Thank You Email Templates
We’ve created some great thank you email after meeting templates that you can copy and use. Remember, some of these templates will have fields in them that you will need to modify and fill out to suit your needs.
Just wanted to say a huge thank you for meeting with me on <day>. I have to say, I absolutely loved your <car/bike/shop – common ground>.
It means a lot to me to have this opportunity to talk with you about <subject of meeting> and also to learn more about your company.
I’ve had a think about what we spoke about in the meeting, and I think the best course of action would be to <action>.
Just to summarize the main points from the meeting:
Let’s organise another meeting for <date/time> so we can go over the finer details.
Let me know if that works for you. If not, we can organise another time.
Thank you for the meeting on <day>. It was great to see you to talk about <subject>.
I couldn’t help but notice your <car/bike/watch – common ground>. I am a huge fan of <common ground>.
During the meeting, you have given me some great ideas about <subject of meeting> that I will definitely look into further.
Just to recap on the things we discussed at the meeting:
I would love to meet up again to discuss <subject> further.
Please let me know what date and time you are available, and I will lock it in.
Follow-Up Email Templates
Here are some follow-up email templates that you can use when you haven’t heard back from the person after you have sent them a thank you email.

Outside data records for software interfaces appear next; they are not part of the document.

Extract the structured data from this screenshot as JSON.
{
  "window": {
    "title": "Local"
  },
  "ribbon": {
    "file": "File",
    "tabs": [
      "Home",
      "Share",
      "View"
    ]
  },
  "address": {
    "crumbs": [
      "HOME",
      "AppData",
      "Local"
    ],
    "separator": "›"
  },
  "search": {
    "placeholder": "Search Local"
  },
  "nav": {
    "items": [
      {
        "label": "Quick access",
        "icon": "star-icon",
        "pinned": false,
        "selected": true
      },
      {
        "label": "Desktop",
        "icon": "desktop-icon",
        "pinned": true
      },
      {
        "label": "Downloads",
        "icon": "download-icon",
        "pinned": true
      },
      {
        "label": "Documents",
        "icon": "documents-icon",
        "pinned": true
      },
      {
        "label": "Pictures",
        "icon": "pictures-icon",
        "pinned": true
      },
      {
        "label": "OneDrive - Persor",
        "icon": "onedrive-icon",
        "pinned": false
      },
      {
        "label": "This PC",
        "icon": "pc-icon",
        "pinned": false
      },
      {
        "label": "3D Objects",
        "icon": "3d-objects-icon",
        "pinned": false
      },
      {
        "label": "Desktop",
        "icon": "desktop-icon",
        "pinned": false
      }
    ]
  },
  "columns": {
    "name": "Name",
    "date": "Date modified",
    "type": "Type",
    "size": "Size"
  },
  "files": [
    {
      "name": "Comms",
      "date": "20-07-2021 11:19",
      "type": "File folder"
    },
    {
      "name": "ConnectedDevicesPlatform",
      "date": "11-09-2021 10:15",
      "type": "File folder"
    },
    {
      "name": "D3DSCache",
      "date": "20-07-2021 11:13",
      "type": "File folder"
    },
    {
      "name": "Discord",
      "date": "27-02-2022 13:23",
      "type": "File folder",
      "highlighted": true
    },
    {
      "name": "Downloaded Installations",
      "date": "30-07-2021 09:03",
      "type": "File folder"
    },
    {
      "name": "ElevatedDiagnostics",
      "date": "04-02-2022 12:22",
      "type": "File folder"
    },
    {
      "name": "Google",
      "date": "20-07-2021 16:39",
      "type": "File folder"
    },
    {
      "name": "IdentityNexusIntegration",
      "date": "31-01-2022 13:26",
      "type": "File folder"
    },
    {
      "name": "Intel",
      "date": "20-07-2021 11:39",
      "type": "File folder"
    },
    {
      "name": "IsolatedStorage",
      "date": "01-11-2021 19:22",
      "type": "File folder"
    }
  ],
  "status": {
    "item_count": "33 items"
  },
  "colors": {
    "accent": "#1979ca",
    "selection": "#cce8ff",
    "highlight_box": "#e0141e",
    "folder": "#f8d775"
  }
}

Be mindful that some sections in square brackets will need to be filled out or replaced to suit your needs.
Hello again <name>,

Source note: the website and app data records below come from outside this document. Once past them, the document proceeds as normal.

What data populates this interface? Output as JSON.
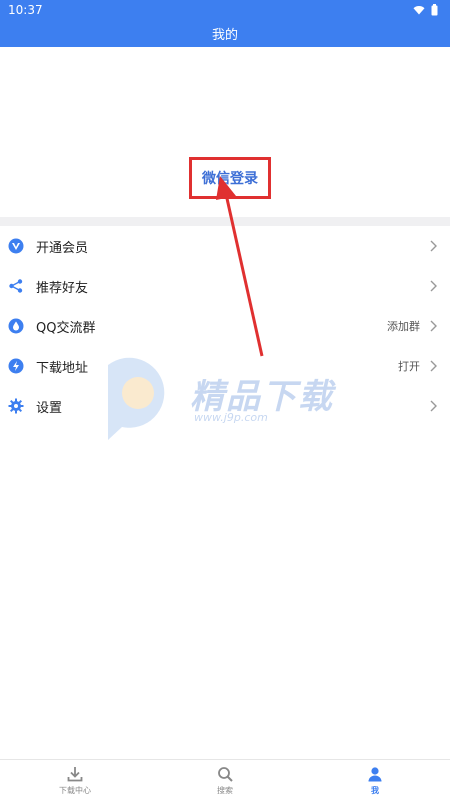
{
  "status_bar": {
    "time": "10:37"
  },
  "header": {
    "title": "我的"
  },
  "login": {
    "wechat_label": "微信登录"
  },
  "menu": [
    {
      "label": "开通会员",
      "extra": ""
    },
    {
      "label": "推荐好友",
      "extra": ""
    },
    {
      "label": "QQ交流群",
      "extra": "添加群"
    },
    {
      "label": "下载地址",
      "extra": "打开"
    },
    {
      "label": "设置",
      "extra": ""
    }
  ],
  "watermark": {
    "title": "精品下载",
    "url": "www.j9p.com"
  },
  "tabs": [
    {
      "label": "下载中心",
      "icon": "download-icon"
    },
    {
      "label": "搜索",
      "icon": "search-icon"
    },
    {
      "label": "我",
      "icon": "user-icon",
      "active": true
    }
  ],
  "colors": {
    "accent": "#3d7ff0",
    "highlight": "#e03030"
  }
}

Hope you’ve been well since our meeting on <date>.
I just wanted to follow-up on my last email to check if you are still interested in having another meeting about <subject>?
I really gained some valuable information from the last meeting we had, but I just wanted to find out a little bit more information, if you have the time.
Please let me know when you are available to meet again to discuss <subject>.
I was just thinking about <subject> and it reminded me of the meeting we had on <date>.
I sent you an email on <date> about possibly organizing another meeting, I was wondering if you’ve had a chance to read it?
I forgot to mention in my original email that <establish more common ground>.
Anyway, thanks again for your time on <date of first meeting> and I hope we can meet again to further discuss <subject>.
Take care and speak soon!
And that’s a wrap! As usual, if you have any questions or comments, feel free to comment below!